The Mindscape Journey Continues — Into the Past

Via a mind meld with Tuvok, Captain Janeway can experience his time serving under Captain Hikaru Sulu in 'Flashback'


While there are more mindscape Star Trek episodes to truly catalog throughout Star Trek: Voyager and Star Trek: Enterprise, one trick managed by both of those series was a kind of time travel through the mind.

In Voyager's epic 1996 episode "Flashback," Captain Janeway is able to interact with Captain Sulu in the year 2293, all thanks to becoming part of Tuvok's mind. Once again, the Vulcans are the gateway to great mindscape stories, an idea that also pops up again in Enterprise. There, in the three-part adventure that starts with "The Forge," Captain Archer learns more about Vulcan pre-history than any other human, specifically by carrying the katra of Surak. Memories aren't exactly time travel, except in Star Trek, when they kind of are.

What makes both of these mindscape stories wonderful though, is not just the way Vulcan techniques allow human characters to cross the centuries. The key detail, like in the latest Discovery, is that both Janeway and Archer, in their respective stories, learn something about themselves.

Contemporary Mindscapes

M'Benga (Babs Olusanmokun), wearing robes and a crown, walks down the Enterprise's hallway. Ortegas (Melissa Navia) and Pike (Anson Mount) follow him. Pike holds a lantern, and both characters are dressed in medieval costumes in 'The Elysian Kingdom'

"The Elysian Kingdom"

Since the explosion of new Star Trek TV series — starting with Star Trek: Discovery in 2017 — the franchise has continued to demonstrate how the mind itself can create some of the best kinds of science fiction stories.

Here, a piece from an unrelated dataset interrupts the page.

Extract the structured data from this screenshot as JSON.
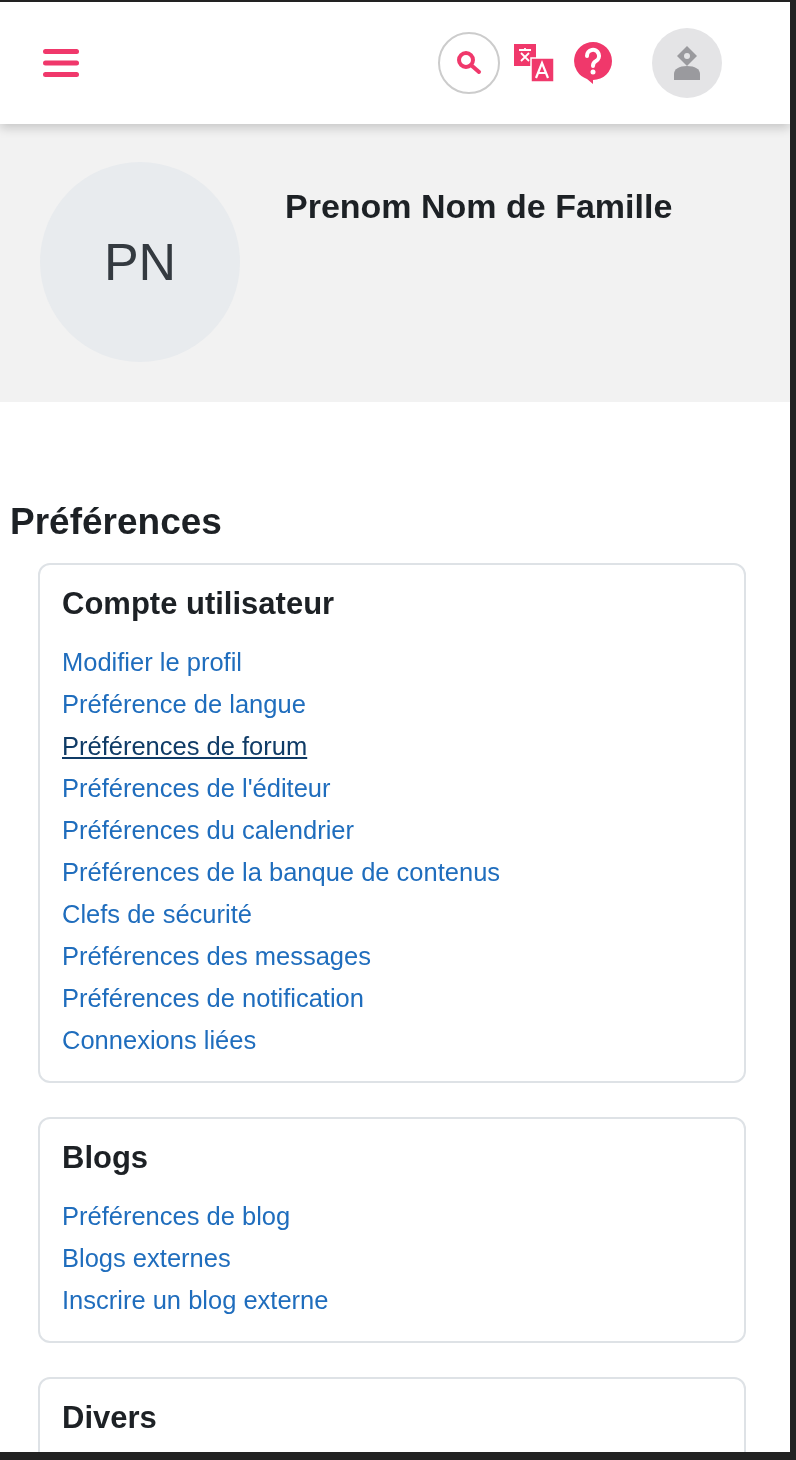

In 2022, the third season of Star Trek: Lower Decks gave us "Reflections," in which Rutherford has to battle within his own mindscape to defeat a younger, more reckless, and dangerous version of himself. That same year, in Star Trek: Picard's second season episode "Monsters," Tallinn journeys inside the mind of Jean-Luc, encountering not just a younger version of the titular hero, but his mother and father, too. 

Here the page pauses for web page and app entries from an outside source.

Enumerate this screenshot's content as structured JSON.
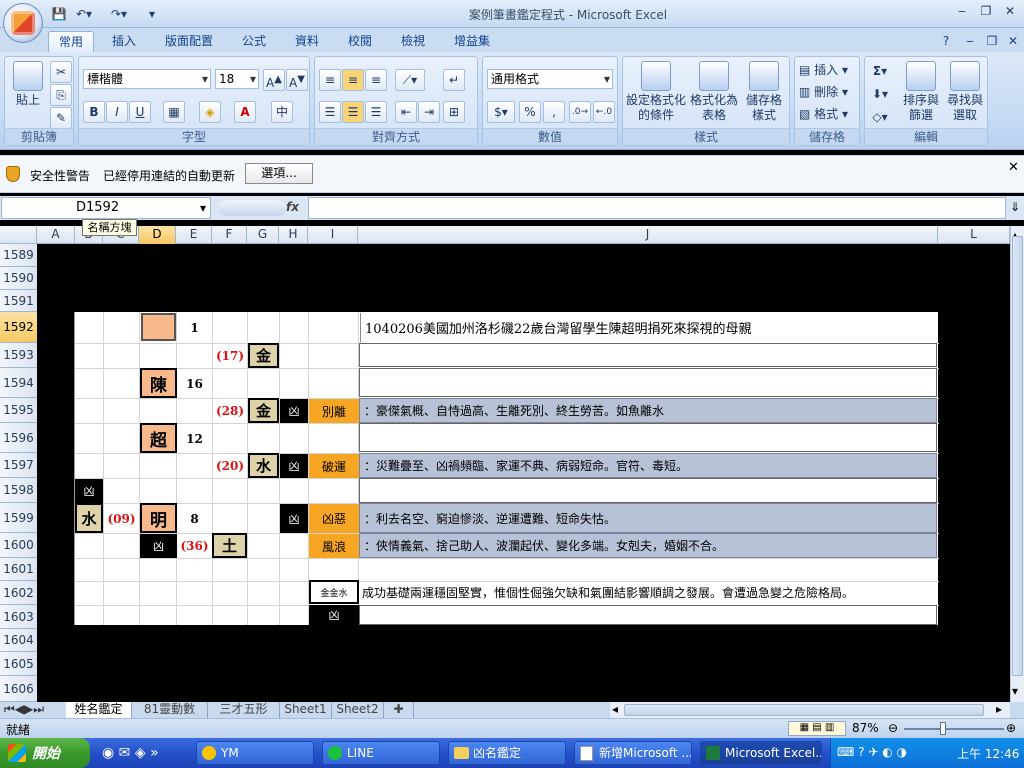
{
  "window": {
    "title": "案例筆畫鑑定程式 - Microsoft Excel"
  },
  "tabs": [
    "常用",
    "插入",
    "版面配置",
    "公式",
    "資料",
    "校閱",
    "檢視",
    "增益集"
  ],
  "ribbon": {
    "paste_label": "貼上",
    "clipboard_label": "剪貼簿",
    "font_name": "標楷體",
    "font_size": "18",
    "font_label": "字型",
    "align_label": "對齊方式",
    "number_format": "通用格式",
    "number_label": "數值",
    "styles": {
      "conditional": "設定格式化的條件",
      "table": "格式化為表格",
      "cell": "儲存格樣式",
      "label": "樣式"
    },
    "cells": {
      "insert": "插入",
      "delete": "刪除",
      "format": "格式",
      "label": "儲存格"
    },
    "editing": {
      "sort": "排序與篩選",
      "find": "尋找與選取",
      "label": "編輯"
    }
  },
  "security": {
    "title": "安全性警告",
    "message": "已經停用連結的自動更新",
    "options_button": "選項..."
  },
  "formula_bar": {
    "name_box": "D1592",
    "fx": "fx",
    "tooltip": "名稱方塊"
  },
  "columns": [
    "A",
    "B",
    "C",
    "D",
    "E",
    "F",
    "G",
    "H",
    "I",
    "J",
    "L"
  ],
  "rows": [
    "1589",
    "1590",
    "1591",
    "1592",
    "1593",
    "1594",
    "1595",
    "1596",
    "1597",
    "1598",
    "1599",
    "1600",
    "1601",
    "1602",
    "1603",
    "1604",
    "1605",
    "1606"
  ],
  "sheet": {
    "headline": "1040206美國加州洛杉磯22歲台灣留學生陳超明捐死來探視的母親",
    "d1592_num": "1",
    "d1593_tag": "(17)",
    "d1593_char": "金",
    "d1594_char": "陳",
    "d1594_num": "16",
    "d1595_tag": "(28)",
    "d1595_char": "金",
    "d1595_xi": "凶",
    "d1595_label": "別離",
    "d1595_desc": "：豪傑氣概、自恃過高、生離死別、終生勞苦。如魚離水",
    "d1596_char": "超",
    "d1596_num": "12",
    "d1597_tag": "(20)",
    "d1597_char": "水",
    "d1597_xi": "凶",
    "d1597_label": "破運",
    "d1597_desc": "：災難疊至、凶禍頻臨、家運不典、病弱短命。官符、毒短。",
    "d1598_xi": "凶",
    "d1599_a_char": "水",
    "d1599_tag": "(09)",
    "d1599_char": "明",
    "d1599_num": "8",
    "d1599_xi": "凶",
    "d1599_label": "凶惡",
    "d1599_desc": "：利去名空、窮迫慘淡、逆運遭難、短命失怙。",
    "d1600_xi": "凶",
    "d1600_tag": "(36)",
    "d1600_char": "土",
    "d1600_label": "風浪",
    "d1600_desc": "：俠情義氣、捨己助人、波瀾起伏、變化多端。女剋夫，婚姻不合。",
    "d1602_combo": "金金水",
    "d1602_desc": "成功基礎兩運穩固堅實，惟個性倔強欠缺和氣團結影響順調之發展。會遭過急變之危險格局。",
    "d1603_xi": "凶"
  },
  "sheet_tabs": [
    "姓名鑑定",
    "81靈動數",
    "三才五形",
    "Sheet1",
    "Sheet2"
  ],
  "status": {
    "mode": "就緒",
    "zoom": "87%"
  },
  "taskbar": {
    "start": "開始",
    "items": [
      "YM",
      "LINE",
      "凶名鑑定",
      "新增Microsoft ...",
      "Microsoft Excel..."
    ],
    "clock": "上午 12:46"
  }
}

Also in 2022 (apparently a year of mindscapes!), Star Trek: Strange New Worlds gave us "The Elysian Kingdom," in which Dr. M'Benga's daughter Rukiya transforms the ship into a fairytale out of her own mind. Well, it's not really her mind, but instead, based on a bedtime story her dad read to her, written by none other than Benny Russell. Seriously, is it possible he's writing everything as you’re reading this? 

Discovery's Mindscape Comes Full Circle

Michael Burnham revisits one of Sarek's past memory with her and Amanda Grayson via a mind meld in 'Lethe'


All the newer explorations of mindscapes in the newer Star Trek series serve a similar purpose as similar storylines in the older shows — by exploring our minds and memories in a more literal, fanciful way, Star Trek is providing wish fulfillment about an aspect of life that often proves elusive.

In Picard's second season, Jean-Luc's journey in his own mindscape frees him of trauma and pain he'd been suppressing for decades. In "The Elysian Kingdom," Rukiya's mindscape literally becomes part of the fabric of everyone else's lives, putting the crew in the story of another person, in a way that suggests the kind of intimate empathy we all wish we could experience in real life.

Discovery's journey into Burnham's mind is along this path too, and interestingly, calls back to a poignant episode from the series' first season, "Lethe." In that episode, Burnham had to enter the mindscape of adoptive father, Sarek, and in doing so, learn the truth of his own pain, and his shame in the mistakes he made while raising her alongside Spock. "Lethe" was a turning point for our understanding of Burnham and Sarek, and showed a way for father and daughter to heal through a melding of the minds.

Now, with its final season, Discovery brought Burnham back to mindscape, but this time, not to learn about her family, but instead, about herself. And from "The Cage" to "The Inner Light" to "Far Beyond the Stars," that journey of self-discovery is just as much a definition of Star Trek as boldly going through space.